I stand today to recognize that those who fought, of all races and colors, are saints within the black community. They embodied the words of Dr. King, “If a person hasn’t found something he/she are willing to die for, he/she is not fit to live.” They died for the freedom’s cause; they embodied the words of the slaves, “Before I be a slave I’ll be resting in my grave and go home with my Lord and be free.” They stood in the face of a corrupt, racist, government system and declared, “I Am Somebody!” They stood at before the Lincoln Memorial in Washington, DC and dared to Dream of a time when black people would be judged by the content of their character rather than the color of their skin. We celebrate today because if it had not been for our ancestors, we would not enjoy the freedoms we have today.
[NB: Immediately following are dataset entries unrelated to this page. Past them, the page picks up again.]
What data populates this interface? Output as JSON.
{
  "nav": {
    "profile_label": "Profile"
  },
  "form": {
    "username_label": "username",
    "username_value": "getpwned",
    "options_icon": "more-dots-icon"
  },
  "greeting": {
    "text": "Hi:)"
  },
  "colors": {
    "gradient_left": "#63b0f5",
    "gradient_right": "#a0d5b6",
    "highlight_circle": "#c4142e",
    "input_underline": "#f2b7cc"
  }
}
Romans 8:35-39 exhorts Christians to trust that God will care for and deliver them even in the most desperate situations. While the persecution of Christians in the ancient world was local and sporadic, the threat was ever present. Whether people were persecuted depended on political, social, and economic circumstances in the Roman Empire. Persecution is worst during periods of economic or political turmoil when a scapegoat is needed on whom to place blame for bad times.
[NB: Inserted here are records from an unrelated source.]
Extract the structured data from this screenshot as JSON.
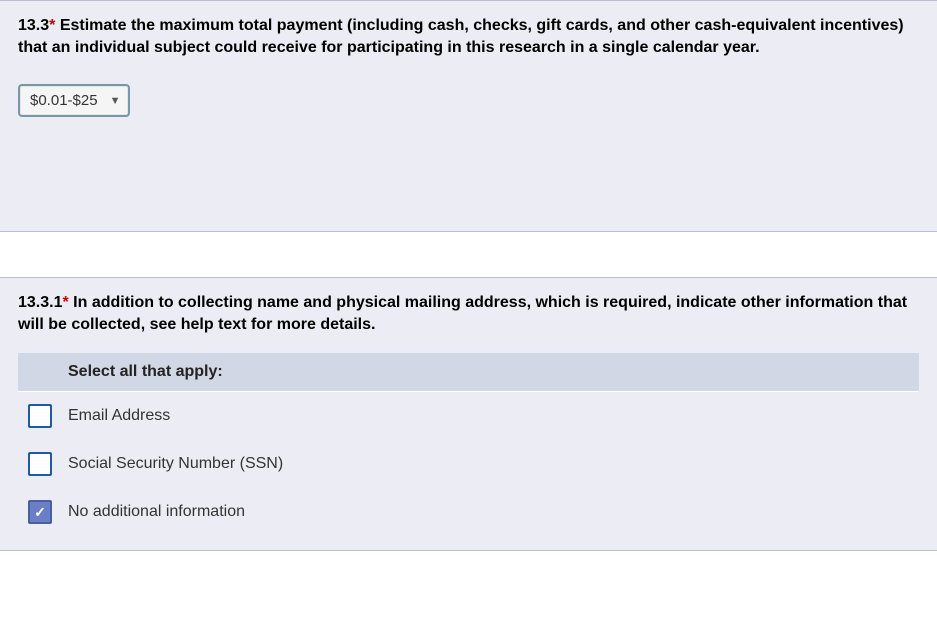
{
  "q1": {
    "number": "13.3",
    "asterisk": "*",
    "text": "  Estimate the maximum total payment (including cash, checks, gift cards, and other cash-equivalent incentives) that an individual subject could receive for participating in this research in a single calendar year.",
    "dropdown_value": "$0.01-$25"
  },
  "q2": {
    "number": "13.3.1",
    "asterisk": "*",
    "text": "  In addition to collecting name and physical mailing address, which is required, indicate other information that will be collected, see help text for more details.",
    "header": "Select all that apply:",
    "options": [
      {
        "label": "Email Address",
        "checked": false
      },
      {
        "label": "Social Security Number (SSN)",
        "checked": false
      },
      {
        "label": "No additional information",
        "checked": true
      }
    ]
  }
}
With the poetic cadence of a preacher, Paul passionately reminds these believers that Christ’s love will accompany them as they face difficult dilemmas and even death. Dishonest leaders, brutal dictators, wars and rumors of wars might heap suffering and injustice upon believers, but there is no person or peril on this planet strong enough to separate believers from the empowering love of Jesus Christ. Paul’s proclamation in this passage is clear: persevere through it all—persecution, famine, poverty, incarceration, violent intimidation—because God has promised to be with us! God has generously poured out His love upon us. No trial or tribulation can destroy that divine love.
Jesus is our example. He fought the system, both religious and political – God was with him. He broke barriers that sought to keep a people enslaved to the dictates of the Roman Empire – God was with him. He broke barriers that sought to keep a people enslaved to sin and degradation. He broke the barriers for us all; it costs him his life; but God raised him up in the third day – God was with him. He got up with all power in his hand – God was with him. He got up to watch over you and me as we too fight the good fight of faith. Do not be deterred; stand and having done all keep on standing. The Lord Jesus Christ is with you! His blood is powerful and efficacious. He will stand with you. Hallelujah!
This is the reason we do not fear. God through Christ is with us! When we stand and exercise our citizen rights, we do not fear. When we report to vote and the power structure challenges our qualifications, we do not fear. When police stand outside the voting polls with weapons in plain sight, we do not fear. We do not fear because nothing shall be able to separate us from the love of God in Christ Jesus. We do not fear because death is not the final response to an oppressor’s aggression. We do not fear because we have been called by God to stand up and do what is right in the earth.